PostFri May 11, 2018 1:05 pm

We tend to forget that people can have very long and successful careers without leaving behind much of a resume on the IMDb features page. Radio, Broadway, night clubs, radio, regional theater, even teaching... Just because your name isn’t above the title on the latest blockbuster doesn’t mean you’re no one.

Bob
If no one listens, then it’s just as well. At least I won’t get caught in any lies I tell.
— Joe Darion
Offline

FilmGauge

  • Posts: 88
  • Joined: Tue Apr 29, 2008 7:43 pm
  • Location: Connecticut

Re: Good News/Dorothy McNulty

PostFri May 11, 2018 6:26 pm

I remember having seen a gorgeous 35mm print of GOOD NEWS (1930) at the Cinecon in 1990. Penny Singleton was there in the audience watching with us; what a thrill! Great musical, but unfortunately missing the last reel.
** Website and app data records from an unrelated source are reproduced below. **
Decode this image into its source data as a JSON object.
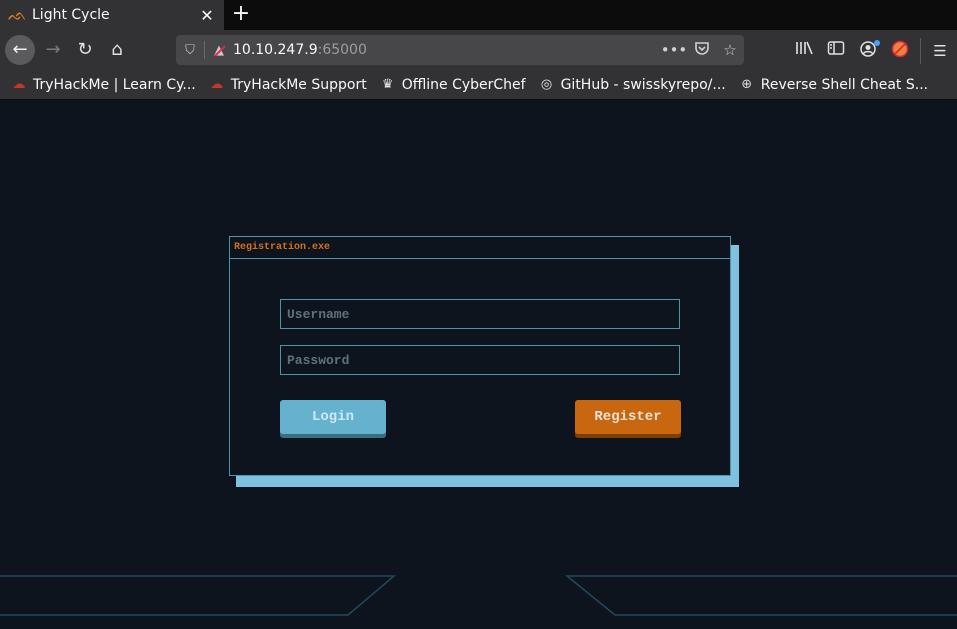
{
  "browser": {
    "tab": {
      "title": "Light Cycle",
      "icon": "light-cycle-favicon"
    },
    "new_tab_label": "+",
    "close_tab_label": "✕",
    "url": {
      "host": "10.10.247.9",
      "port": ":65000"
    },
    "nav_icons": {
      "back": "←",
      "forward": "→",
      "reload": "↻",
      "home": "⌂"
    },
    "url_icons": {
      "shield": "⛉",
      "lock": "🔒",
      "more": "•••",
      "pocket": "⛉",
      "star": "☆"
    },
    "toolbar_icons": {
      "library": "⫴",
      "sidebar": "◫",
      "account": "◉",
      "extension": "●",
      "menu": "☰"
    },
    "bookmarks": [
      {
        "label": "TryHackMe | Learn Cy...",
        "icon": "☁"
      },
      {
        "label": "TryHackMe Support",
        "icon": "☁"
      },
      {
        "label": "Offline CyberChef",
        "icon": "♛"
      },
      {
        "label": "GitHub - swisskyrepo/...",
        "icon": "◎"
      },
      {
        "label": "Reverse Shell Cheat S...",
        "icon": "⊕"
      }
    ]
  },
  "dialog": {
    "title": "Registration.exe",
    "username": {
      "value": "",
      "placeholder": "Username"
    },
    "password": {
      "value": "",
      "placeholder": "Password"
    },
    "login_label": "Login",
    "register_label": "Register"
  },
  "colors": {
    "page_bg": "#0d141e",
    "border": "#4e93ad",
    "shadow": "#7ec2df",
    "title_accent": "#d3701b",
    "login_bg": "#65b2ce",
    "register_bg": "#c8670f",
    "deco_line": "#1f4a5e"
  }
}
Still, it was great to see it. Perhaps the Warner Archive will consider releasing it one of these days.
Last edited by FilmGauge on Sat May 12, 2018 8:24 pm, edited 1 time in total.
Offline
User avatar

westegg

  • Posts: 1278
  • Joined: Sun Dec 14, 2008 9:13 am

Re: Good News/Dorothy McNulty

PostSat May 12, 2018 5:56 am

FilmGauge wrote:I remember having seen a gorgeous 35mm print of GOOD NEWS (1930) at the Cinecon in 1930.


Please elaborate on your time machine!

:D
Offline

FilmGauge

  • Posts: 88
  • Joined: Tue Apr 29, 2008 7:43 pm
  • Location: Connecticut

Re: Good News/Dorothy McNulty

PostSat May 12, 2018 8:25 pm

westegg wrote:
FilmGauge wrote:I remember having seen a gorgeous 35mm print of GOOD NEWS (1930) at the Cinecon in 1930.


Please elaborate on your time machine!

:D

Sorry...I meant to type it was the 1990 Cinecon.
Offline
User avatar

aldiboronti

  • Posts: 208
  • Joined: Fri Feb 15, 2013 1:55 am
  • Location: Portsmouth, England

Re: Good News/Dorothy McNulty

PostSun May 13, 2018 11:56 am

Dorothy McNulty was amazing in that number but I'd give anything to have seen Zelma O'Neal doing it in the original Broadway production of Good News.

Return to Talking About Talkies

Who is online

Users browsing this forum: Rick Lanham and 13 guests